Exercise requirements –
Looking through the records that follow, determine how many lines contain "this" and reply with that number alone.

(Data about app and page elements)
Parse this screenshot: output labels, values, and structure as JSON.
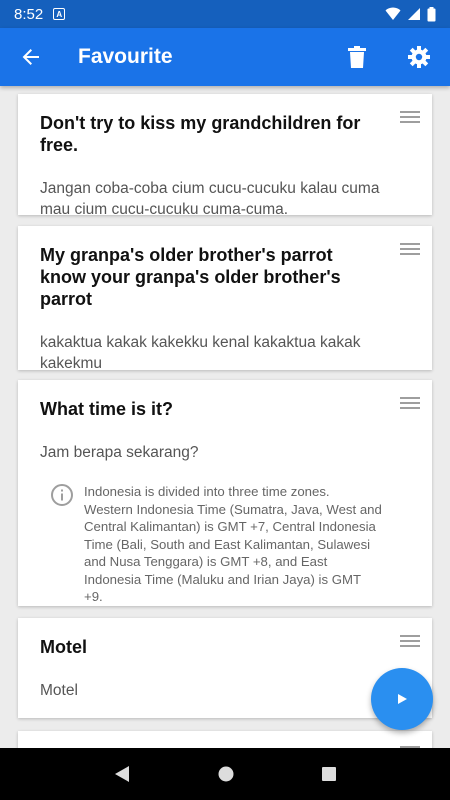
{
  "status_bar": {
    "time": "8:52",
    "notification_label": "A"
  },
  "app_bar": {
    "title": "Favourite"
  },
  "cards": [
    {
      "english": "Don't try to kiss my grandchildren for free.",
      "indonesian": "Jangan coba-coba cium cucu-cucuku kalau cuma mau cium cucu-cucuku cuma-cuma."
    },
    {
      "english": "My granpa's older brother's parrot know your granpa's older brother's parrot",
      "indonesian": "kakaktua kakak kakekku kenal kakaktua kakak kakekmu"
    },
    {
      "english": "What time is it?",
      "indonesian": "Jam berapa sekarang?",
      "note": "Indonesia is divided into three time zones. Western Indonesia Time (Sumatra, Java, West and Central Kalimantan) is GMT +7, Central Indonesia Time (Bali, South and East Kalimantan, Sulawesi and Nusa Tenggara) is GMT +8, and East Indonesia Time (Maluku and Irian Jaya) is GMT +9."
    },
    {
      "english": "Motel",
      "indonesian": "Motel"
    }
  ],
  "colors": {
    "app_bar": "#1a73e8",
    "status_bar": "#1560bd",
    "fab": "#2a8ff0",
    "background": "#ececec"
  },
  "icons": [
    "back-arrow-icon",
    "trash-icon",
    "settings-gear-icon",
    "drag-handle-icon",
    "info-icon",
    "play-icon"
  ]
}
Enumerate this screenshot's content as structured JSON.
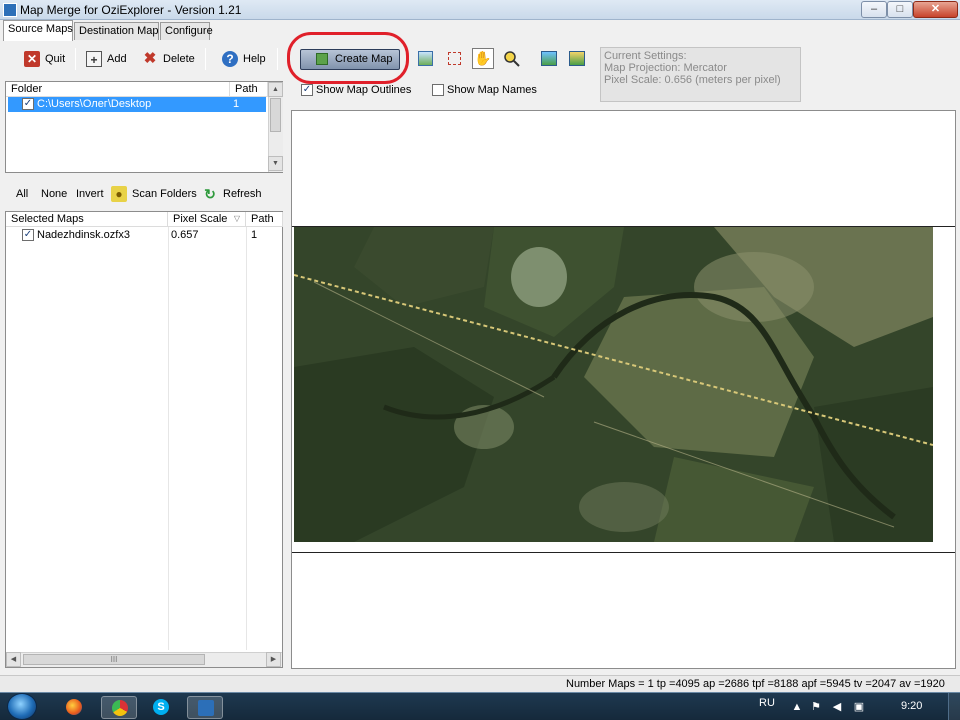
{
  "window": {
    "title": "Map Merge for OziExplorer - Version 1.21"
  },
  "tabs": [
    "Source Maps",
    "Destination Map",
    "Configure"
  ],
  "toolbar": {
    "quit": "Quit",
    "add": "Add",
    "delete": "Delete",
    "help": "Help",
    "create_map": "Create Map"
  },
  "view_options": {
    "show_map_outlines": "Show Map Outlines",
    "show_map_names": "Show Map Names"
  },
  "current_settings": {
    "title": "Current Settings:",
    "projection": "Map Projection: Mercator",
    "pixel_scale": "Pixel Scale: 0.656 (meters per pixel)"
  },
  "folders": {
    "col_folder": "Folder",
    "col_path": "Path",
    "rows": [
      {
        "folder": "C:\\Users\\Олег\\Desktop",
        "path": "1",
        "checked": true
      }
    ]
  },
  "map_actions": {
    "all": "All",
    "none": "None",
    "invert": "Invert",
    "scan_folders": "Scan Folders",
    "refresh": "Refresh"
  },
  "selected_maps": {
    "col_name": "Selected Maps",
    "col_scale": "Pixel Scale",
    "col_path": "Path",
    "rows": [
      {
        "name": "Nadezhdinsk.ozfx3",
        "scale": "0.657",
        "path": "1",
        "checked": true
      }
    ]
  },
  "statusbar": {
    "text": "Number Maps = 1   tp =4095  ap =2686  tpf =8188  apf =5945  tv =2047  av =1920"
  },
  "taskbar": {
    "language": "RU",
    "time": "9:20"
  },
  "colors": {
    "highlight": "#e0202a",
    "selection": "#3399ff",
    "map_forest": "#2f4423",
    "map_field": "#5d6b45",
    "road": "#d8c878"
  }
}
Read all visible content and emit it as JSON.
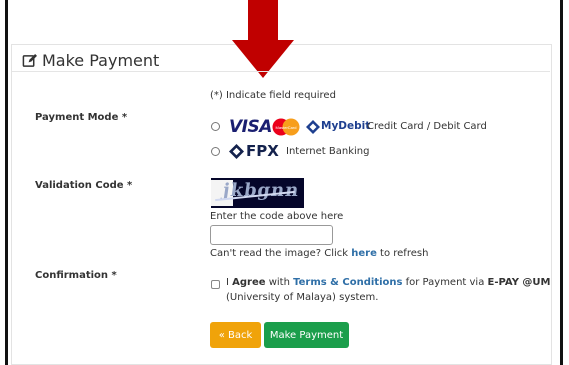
{
  "panel": {
    "title": "Make Payment"
  },
  "form": {
    "required_note": "(*) Indicate field required",
    "payment_mode_label": "Payment Mode *",
    "visa_text": "VISA",
    "mastercard_text": "MasterCard",
    "mydebit_text": "MyDebit",
    "card_option_text": "Credit Card / Debit Card",
    "fpx_text": "FPX",
    "fpx_option_text": "Internet Banking",
    "validation_label": "Validation Code *",
    "captcha_text": "jkbgnn",
    "enter_code_hint": "Enter the code above here",
    "refresh_prefix": "Can't read the image? Click ",
    "refresh_link": "here",
    "refresh_suffix": " to refresh",
    "confirmation_label": "Confirmation *",
    "agree_prefix": "I ",
    "agree_bold": "Agree",
    "agree_with": " with ",
    "terms_link": "Terms & Conditions",
    "agree_for": " for Payment via ",
    "epay_bold": "E-PAY @UM",
    "agree_line2": "(University of Malaya) system.",
    "back_label": "« Back",
    "pay_label": "Make Payment"
  },
  "colors": {
    "arrow": "#c00000",
    "back_button": "#f0a30a",
    "pay_button": "#1b9e4b",
    "link": "#2f6fa7",
    "visa": "#1a1f71",
    "fpx": "#14224d"
  },
  "icons": {
    "edit": "edit-icon",
    "arrow": "down-arrow-icon"
  }
}
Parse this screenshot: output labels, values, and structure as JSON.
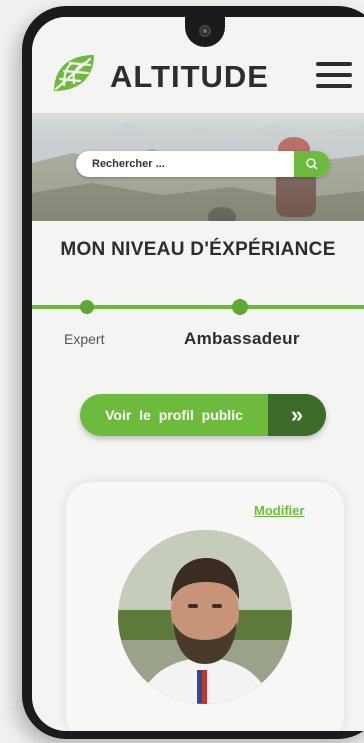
{
  "header": {
    "brand": "ALTITUDE",
    "logo_icon": "leaf-net-icon",
    "menu_icon": "hamburger-menu-icon"
  },
  "search": {
    "placeholder": "Rechercher ...",
    "icon": "search-icon"
  },
  "level": {
    "title": "MON NIVEAU D'ÉXPÉRIANCE",
    "steps": [
      {
        "label": "Expert"
      },
      {
        "label": "Ambassadeur"
      }
    ]
  },
  "profile_button": {
    "label": "Voir le profil public",
    "icon": "double-chevron-right-icon"
  },
  "card": {
    "edit_label": "Modifier"
  },
  "colors": {
    "accent": "#6dbb3d",
    "accent_dark": "#3d6b2a",
    "text": "#2d2d2d"
  }
}
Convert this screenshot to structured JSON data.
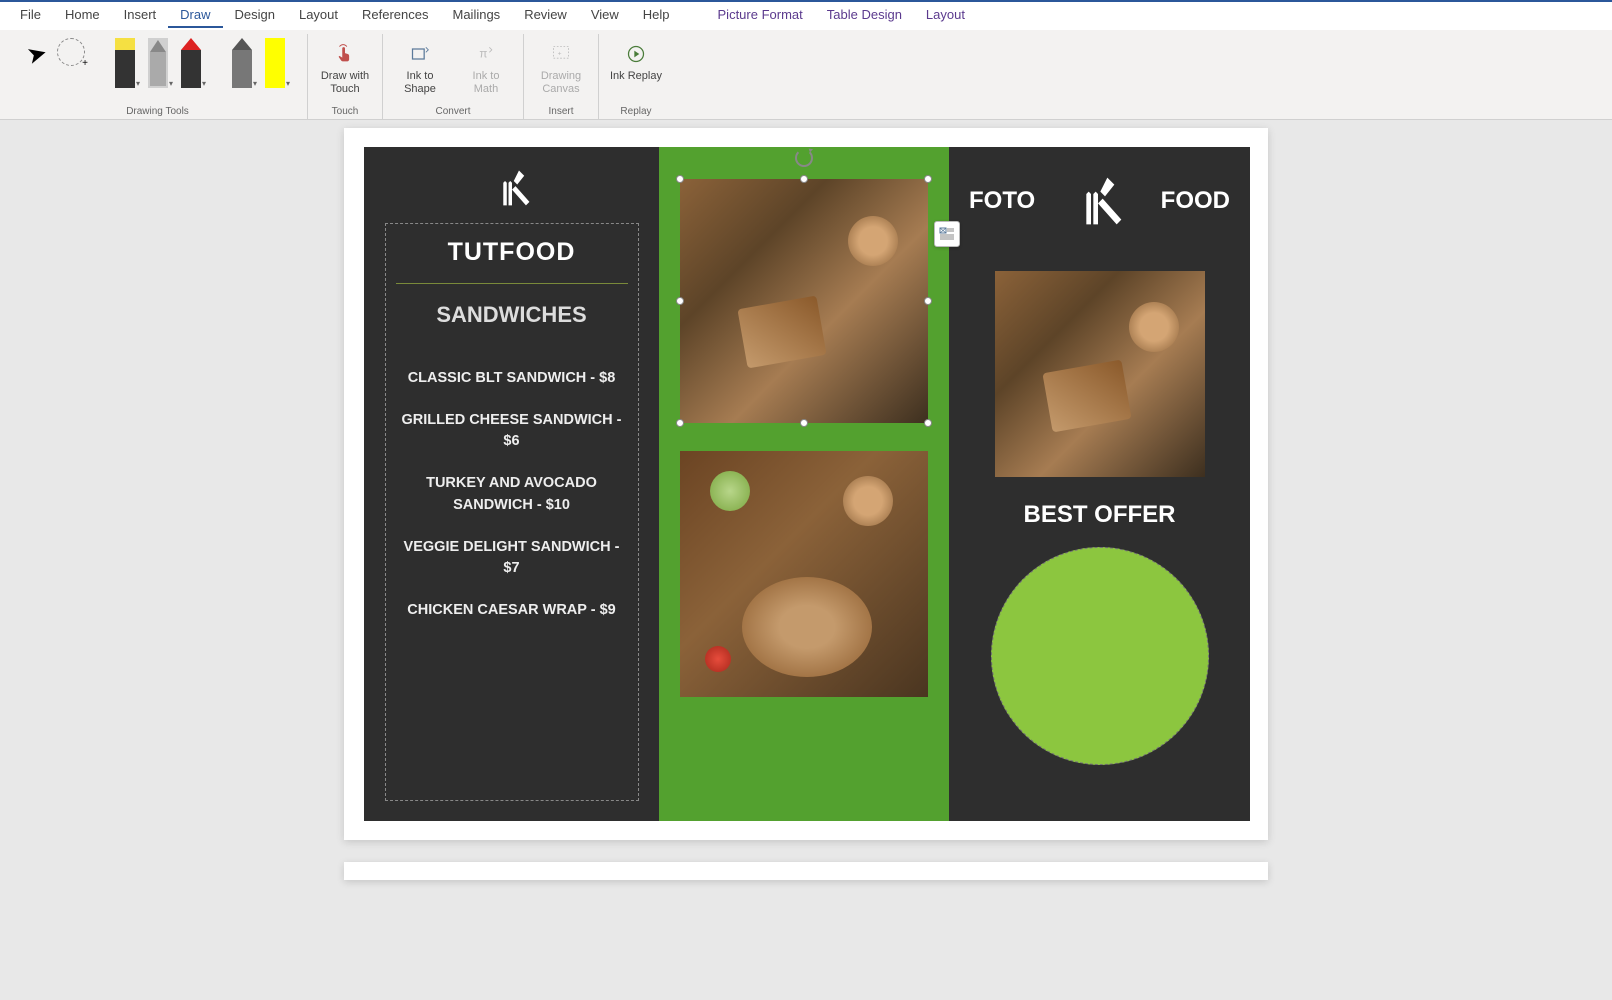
{
  "ribbon": {
    "tabs": [
      "File",
      "Home",
      "Insert",
      "Draw",
      "Design",
      "Layout",
      "References",
      "Mailings",
      "Review",
      "View",
      "Help"
    ],
    "contextual_tabs": [
      "Picture Format",
      "Table Design",
      "Layout"
    ],
    "active_tab": "Draw",
    "groups": {
      "drawing_tools": "Drawing Tools",
      "touch": "Touch",
      "convert": "Convert",
      "insert": "Insert",
      "replay": "Replay"
    },
    "buttons": {
      "draw_touch": "Draw with Touch",
      "ink_shape": "Ink to Shape",
      "ink_math": "Ink to Math",
      "drawing_canvas": "Drawing Canvas",
      "ink_replay": "Ink Replay"
    }
  },
  "brochure": {
    "left": {
      "title": "TUTFOOD",
      "subtitle": "SANDWICHES",
      "items": [
        "CLASSIC BLT SANDWICH - $8",
        "GRILLED CHEESE SANDWICH - $6",
        "TURKEY AND AVOCADO SANDWICH - $10",
        "VEGGIE DELIGHT SANDWICH - $7",
        "CHICKEN CAESAR WRAP - $9"
      ]
    },
    "right": {
      "word1": "FOTO",
      "word2": "FOOD",
      "best_offer": "BEST OFFER"
    }
  }
}
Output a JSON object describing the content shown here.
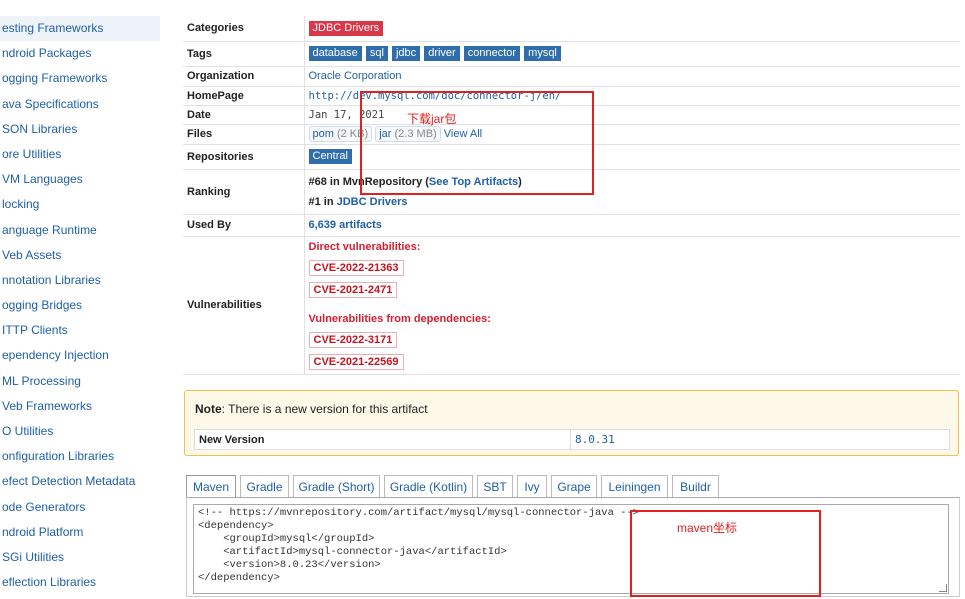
{
  "sidebar": {
    "items": [
      "esting Frameworks",
      "ndroid Packages",
      "ogging Frameworks",
      "ava Specifications",
      "SON Libraries",
      "ore Utilities",
      "VM Languages",
      "locking",
      "anguage Runtime",
      "Veb Assets",
      "nnotation Libraries",
      "ogging Bridges",
      "ITTP Clients",
      "ependency Injection",
      "ML Processing",
      "Veb Frameworks",
      "O Utilities",
      "onfiguration Libraries",
      "efect Detection Metadata",
      "ode Generators",
      "ndroid Platform",
      "SGi Utilities",
      "eflection Libraries"
    ]
  },
  "details": {
    "categories_label": "Categories",
    "category": "JDBC Drivers",
    "tags_label": "Tags",
    "tags": [
      "database",
      "sql",
      "jdbc",
      "driver",
      "connector",
      "mysql"
    ],
    "organization_label": "Organization",
    "organization": "Oracle Corporation",
    "homepage_label": "HomePage",
    "homepage": "http://dev.mysql.com/doc/connector-j/en/",
    "date_label": "Date",
    "date": "Jan 17, 2021",
    "files_label": "Files",
    "file_pom": "pom",
    "file_pom_size": "(2 KB)",
    "file_jar": "jar",
    "file_jar_size": "(2.3 MB)",
    "view_all": "View All",
    "repositories_label": "Repositories",
    "repository": "Central",
    "ranking_label": "Ranking",
    "ranking_1_prefix": "#68 in MvnRepository (",
    "ranking_1_link": "See Top Artifacts",
    "ranking_1_suffix": ")",
    "ranking_2_prefix": "#1 in ",
    "ranking_2_link": "JDBC Drivers",
    "used_by_label": "Used By",
    "used_by": "6,639 artifacts",
    "vulnerabilities_label": "Vulnerabilities",
    "direct_vuln_title": "Direct vulnerabilities:",
    "direct_vulns": [
      "CVE-2022-21363",
      "CVE-2021-2471"
    ],
    "dep_vuln_title": "Vulnerabilities from dependencies:",
    "dep_vulns": [
      "CVE-2022-3171",
      "CVE-2021-22569"
    ]
  },
  "note": {
    "bold": "Note",
    "text": ": There is a new version for this artifact",
    "new_version_label": "New Version",
    "new_version": "8.0.31"
  },
  "tabs": [
    "Maven",
    "Gradle",
    "Gradle (Short)",
    "Gradle (Kotlin)",
    "SBT",
    "Ivy",
    "Grape",
    "Leiningen",
    "Buildr"
  ],
  "code": "<!-- https://mvnrepository.com/artifact/mysql/mysql-connector-java -->\n<dependency>\n    <groupId>mysql</groupId>\n    <artifactId>mysql-connector-java</artifactId>\n    <version>8.0.23</version>\n</dependency>",
  "annotations": {
    "jar_note": "下载jar包",
    "maven_note": "maven坐标",
    "color": "#e12020"
  }
}
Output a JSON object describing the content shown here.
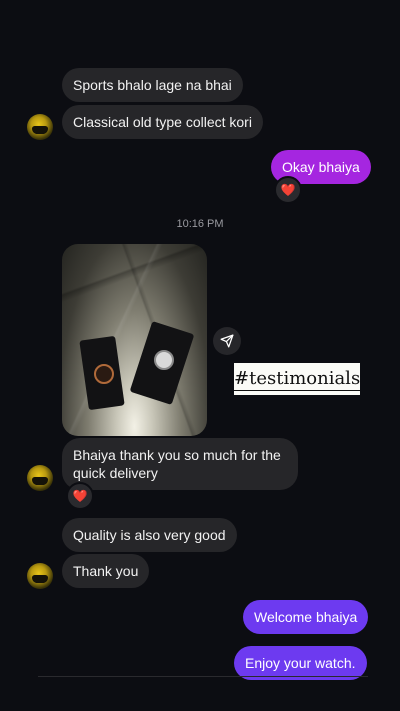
{
  "messages": {
    "m1": "Sports bhalo lage na bhai",
    "m2": "Classical old type collect kori",
    "m3": "Okay bhaiya",
    "m5": "Bhaiya thank you so much for the\nquick delivery",
    "m6": "Quality is also very good",
    "m7": "Thank you",
    "m8": "Welcome bhaiya",
    "m9": "Enjoy your watch."
  },
  "timestamp": "10:16 PM",
  "overlay_tag": "#testimonials",
  "reactions": {
    "r1": "❤️",
    "r2": "❤️"
  },
  "colors": {
    "background": "#0c0d12",
    "incoming_bubble": "#262629",
    "outgoing_purple": "#a526e0",
    "outgoing_blue": "#6d3af0"
  },
  "icons": {
    "share": "share-arrow-icon",
    "avatar": "user-avatar"
  }
}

Result –
5